• _Activity_
Reproduce the lines below from the one that contains "Parse this screenshot: output" through the end, inclusive, and add nothing.

• _Source material_
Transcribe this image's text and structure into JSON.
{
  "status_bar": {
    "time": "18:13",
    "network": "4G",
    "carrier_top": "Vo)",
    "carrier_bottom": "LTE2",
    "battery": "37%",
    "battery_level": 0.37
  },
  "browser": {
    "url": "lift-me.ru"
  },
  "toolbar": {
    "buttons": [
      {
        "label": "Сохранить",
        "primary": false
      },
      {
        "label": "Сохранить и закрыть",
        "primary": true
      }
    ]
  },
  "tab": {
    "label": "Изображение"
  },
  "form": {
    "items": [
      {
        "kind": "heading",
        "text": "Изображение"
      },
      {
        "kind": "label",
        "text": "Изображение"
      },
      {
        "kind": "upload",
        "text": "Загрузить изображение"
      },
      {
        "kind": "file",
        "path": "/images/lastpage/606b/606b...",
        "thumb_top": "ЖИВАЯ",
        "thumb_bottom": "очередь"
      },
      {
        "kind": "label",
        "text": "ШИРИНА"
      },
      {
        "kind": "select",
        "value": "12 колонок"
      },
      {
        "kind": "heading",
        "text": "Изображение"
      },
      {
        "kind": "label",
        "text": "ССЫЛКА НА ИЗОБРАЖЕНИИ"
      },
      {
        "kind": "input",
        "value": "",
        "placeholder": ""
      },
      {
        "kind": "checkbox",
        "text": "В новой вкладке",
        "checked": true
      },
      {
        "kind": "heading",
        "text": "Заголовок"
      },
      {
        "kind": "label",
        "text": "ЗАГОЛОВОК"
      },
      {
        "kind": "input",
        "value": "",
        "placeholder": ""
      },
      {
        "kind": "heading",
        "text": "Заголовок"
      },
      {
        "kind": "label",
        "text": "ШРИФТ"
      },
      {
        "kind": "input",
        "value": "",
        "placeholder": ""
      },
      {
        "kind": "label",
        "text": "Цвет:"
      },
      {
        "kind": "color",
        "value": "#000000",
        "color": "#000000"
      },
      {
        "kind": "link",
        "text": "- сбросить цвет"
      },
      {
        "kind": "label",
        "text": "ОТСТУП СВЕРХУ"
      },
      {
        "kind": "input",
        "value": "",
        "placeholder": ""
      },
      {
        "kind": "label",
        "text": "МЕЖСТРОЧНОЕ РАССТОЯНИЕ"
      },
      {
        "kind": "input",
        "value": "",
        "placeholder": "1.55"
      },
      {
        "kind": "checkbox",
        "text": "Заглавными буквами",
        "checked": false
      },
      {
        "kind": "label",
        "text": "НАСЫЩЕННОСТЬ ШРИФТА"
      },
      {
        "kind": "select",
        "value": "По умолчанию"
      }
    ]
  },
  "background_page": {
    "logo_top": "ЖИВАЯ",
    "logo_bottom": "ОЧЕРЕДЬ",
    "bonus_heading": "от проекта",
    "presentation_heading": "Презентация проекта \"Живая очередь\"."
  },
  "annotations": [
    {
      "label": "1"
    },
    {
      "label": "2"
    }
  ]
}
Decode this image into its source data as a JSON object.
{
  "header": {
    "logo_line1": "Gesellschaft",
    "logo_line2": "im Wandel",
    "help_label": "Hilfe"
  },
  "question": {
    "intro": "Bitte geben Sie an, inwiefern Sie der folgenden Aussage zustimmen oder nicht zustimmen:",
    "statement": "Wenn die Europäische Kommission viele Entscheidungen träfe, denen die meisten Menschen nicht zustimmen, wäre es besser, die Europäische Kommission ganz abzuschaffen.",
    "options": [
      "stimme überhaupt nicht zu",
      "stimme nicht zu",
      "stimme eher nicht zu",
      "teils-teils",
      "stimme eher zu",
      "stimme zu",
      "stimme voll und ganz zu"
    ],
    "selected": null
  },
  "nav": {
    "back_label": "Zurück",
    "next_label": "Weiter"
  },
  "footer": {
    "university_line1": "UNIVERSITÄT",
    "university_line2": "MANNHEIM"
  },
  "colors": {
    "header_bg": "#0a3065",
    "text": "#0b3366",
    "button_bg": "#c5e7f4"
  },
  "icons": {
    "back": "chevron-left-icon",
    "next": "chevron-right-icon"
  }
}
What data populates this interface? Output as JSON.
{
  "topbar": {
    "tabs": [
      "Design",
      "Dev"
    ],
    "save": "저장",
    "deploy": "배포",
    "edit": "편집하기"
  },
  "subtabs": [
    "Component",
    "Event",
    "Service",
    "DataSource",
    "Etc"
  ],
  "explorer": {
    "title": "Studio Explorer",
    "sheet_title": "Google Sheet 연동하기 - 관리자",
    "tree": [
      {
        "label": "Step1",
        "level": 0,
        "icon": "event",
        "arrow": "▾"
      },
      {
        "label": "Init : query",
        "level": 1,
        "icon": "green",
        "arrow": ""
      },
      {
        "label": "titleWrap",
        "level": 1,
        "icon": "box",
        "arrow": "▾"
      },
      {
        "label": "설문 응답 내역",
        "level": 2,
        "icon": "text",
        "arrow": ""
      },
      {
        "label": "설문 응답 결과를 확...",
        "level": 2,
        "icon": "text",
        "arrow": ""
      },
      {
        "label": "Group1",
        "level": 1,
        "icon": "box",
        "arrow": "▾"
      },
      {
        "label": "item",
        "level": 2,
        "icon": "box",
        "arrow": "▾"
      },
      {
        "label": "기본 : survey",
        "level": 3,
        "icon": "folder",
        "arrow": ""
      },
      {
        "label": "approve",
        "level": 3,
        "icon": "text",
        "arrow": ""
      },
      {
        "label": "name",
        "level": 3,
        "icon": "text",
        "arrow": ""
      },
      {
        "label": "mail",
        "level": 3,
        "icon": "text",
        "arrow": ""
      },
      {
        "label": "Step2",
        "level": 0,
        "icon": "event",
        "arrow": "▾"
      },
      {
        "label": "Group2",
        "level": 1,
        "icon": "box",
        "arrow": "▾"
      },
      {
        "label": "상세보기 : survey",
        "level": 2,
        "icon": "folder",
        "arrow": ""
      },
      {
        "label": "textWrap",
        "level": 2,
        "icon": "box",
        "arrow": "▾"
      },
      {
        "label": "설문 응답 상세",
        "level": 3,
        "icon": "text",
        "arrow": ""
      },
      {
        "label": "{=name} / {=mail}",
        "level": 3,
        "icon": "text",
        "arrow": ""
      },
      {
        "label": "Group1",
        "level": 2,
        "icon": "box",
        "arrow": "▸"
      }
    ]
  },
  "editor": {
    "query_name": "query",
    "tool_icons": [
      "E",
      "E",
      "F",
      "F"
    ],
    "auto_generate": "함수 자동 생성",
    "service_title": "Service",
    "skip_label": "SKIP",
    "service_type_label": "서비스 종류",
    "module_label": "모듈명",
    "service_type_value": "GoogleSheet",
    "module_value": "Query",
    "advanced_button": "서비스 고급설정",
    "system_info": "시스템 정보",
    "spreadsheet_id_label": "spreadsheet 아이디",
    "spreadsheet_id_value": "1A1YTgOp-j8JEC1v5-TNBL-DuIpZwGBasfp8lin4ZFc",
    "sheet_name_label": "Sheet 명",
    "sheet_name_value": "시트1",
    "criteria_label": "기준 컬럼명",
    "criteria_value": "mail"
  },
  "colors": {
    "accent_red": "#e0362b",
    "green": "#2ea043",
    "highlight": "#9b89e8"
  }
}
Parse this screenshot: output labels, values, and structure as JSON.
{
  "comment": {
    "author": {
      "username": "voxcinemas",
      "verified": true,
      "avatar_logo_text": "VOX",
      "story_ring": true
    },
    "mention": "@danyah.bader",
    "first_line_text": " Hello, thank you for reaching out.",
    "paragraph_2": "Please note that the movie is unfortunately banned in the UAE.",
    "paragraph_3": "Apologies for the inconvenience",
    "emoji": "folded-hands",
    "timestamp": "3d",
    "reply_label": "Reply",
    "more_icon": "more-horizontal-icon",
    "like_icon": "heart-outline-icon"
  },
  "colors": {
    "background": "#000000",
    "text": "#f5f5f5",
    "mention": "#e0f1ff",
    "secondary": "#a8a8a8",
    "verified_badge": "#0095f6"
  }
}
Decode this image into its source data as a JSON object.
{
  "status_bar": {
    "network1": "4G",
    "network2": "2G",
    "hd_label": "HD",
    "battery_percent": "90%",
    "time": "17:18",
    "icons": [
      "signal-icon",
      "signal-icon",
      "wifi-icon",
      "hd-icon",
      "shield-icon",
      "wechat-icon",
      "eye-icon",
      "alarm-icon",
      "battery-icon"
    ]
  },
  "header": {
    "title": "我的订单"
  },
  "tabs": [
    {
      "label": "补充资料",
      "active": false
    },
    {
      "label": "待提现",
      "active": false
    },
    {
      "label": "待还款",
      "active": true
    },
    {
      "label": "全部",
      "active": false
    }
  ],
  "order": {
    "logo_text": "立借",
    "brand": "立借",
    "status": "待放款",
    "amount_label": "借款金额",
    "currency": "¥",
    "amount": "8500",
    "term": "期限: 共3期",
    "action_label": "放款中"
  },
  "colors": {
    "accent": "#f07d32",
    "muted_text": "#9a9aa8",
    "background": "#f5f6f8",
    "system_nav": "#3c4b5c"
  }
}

• _Result of the exercise_
Parse this screenshot: output labels, values, and structure as JSON.
{
  "comment": {
    "author": {
      "username": "voxcinemas",
      "verified": true,
      "avatar_logo_text": "VOX",
      "story_ring": true
    },
    "mention": "@danyah.bader",
    "first_line_text": " Hello, thank you for reaching out.",
    "paragraph_2": "Please note that the movie is unfortunately banned in the UAE.",
    "paragraph_3": "Apologies for the inconvenience",
    "emoji": "folded-hands",
    "timestamp": "3d",
    "reply_label": "Reply",
    "more_icon": "more-horizontal-icon",
    "like_icon": "heart-outline-icon"
  },
  "colors": {
    "background": "#000000",
    "text": "#f5f5f5",
    "mention": "#e0f1ff",
    "secondary": "#a8a8a8",
    "verified_badge": "#0095f6"
  }
}
Decode this image into its source data as a JSON object.
{
  "status_bar": {
    "network1": "4G",
    "network2": "2G",
    "hd_label": "HD",
    "battery_percent": "90%",
    "time": "17:18",
    "icons": [
      "signal-icon",
      "signal-icon",
      "wifi-icon",
      "hd-icon",
      "shield-icon",
      "wechat-icon",
      "eye-icon",
      "alarm-icon",
      "battery-icon"
    ]
  },
  "header": {
    "title": "我的订单"
  },
  "tabs": [
    {
      "label": "补充资料",
      "active": false
    },
    {
      "label": "待提现",
      "active": false
    },
    {
      "label": "待还款",
      "active": true
    },
    {
      "label": "全部",
      "active": false
    }
  ],
  "order": {
    "logo_text": "立借",
    "brand": "立借",
    "status": "待放款",
    "amount_label": "借款金额",
    "currency": "¥",
    "amount": "8500",
    "term": "期限: 共3期",
    "action_label": "放款中"
  },
  "colors": {
    "accent": "#f07d32",
    "muted_text": "#9a9aa8",
    "background": "#f5f6f8",
    "system_nav": "#3c4b5c"
  }
}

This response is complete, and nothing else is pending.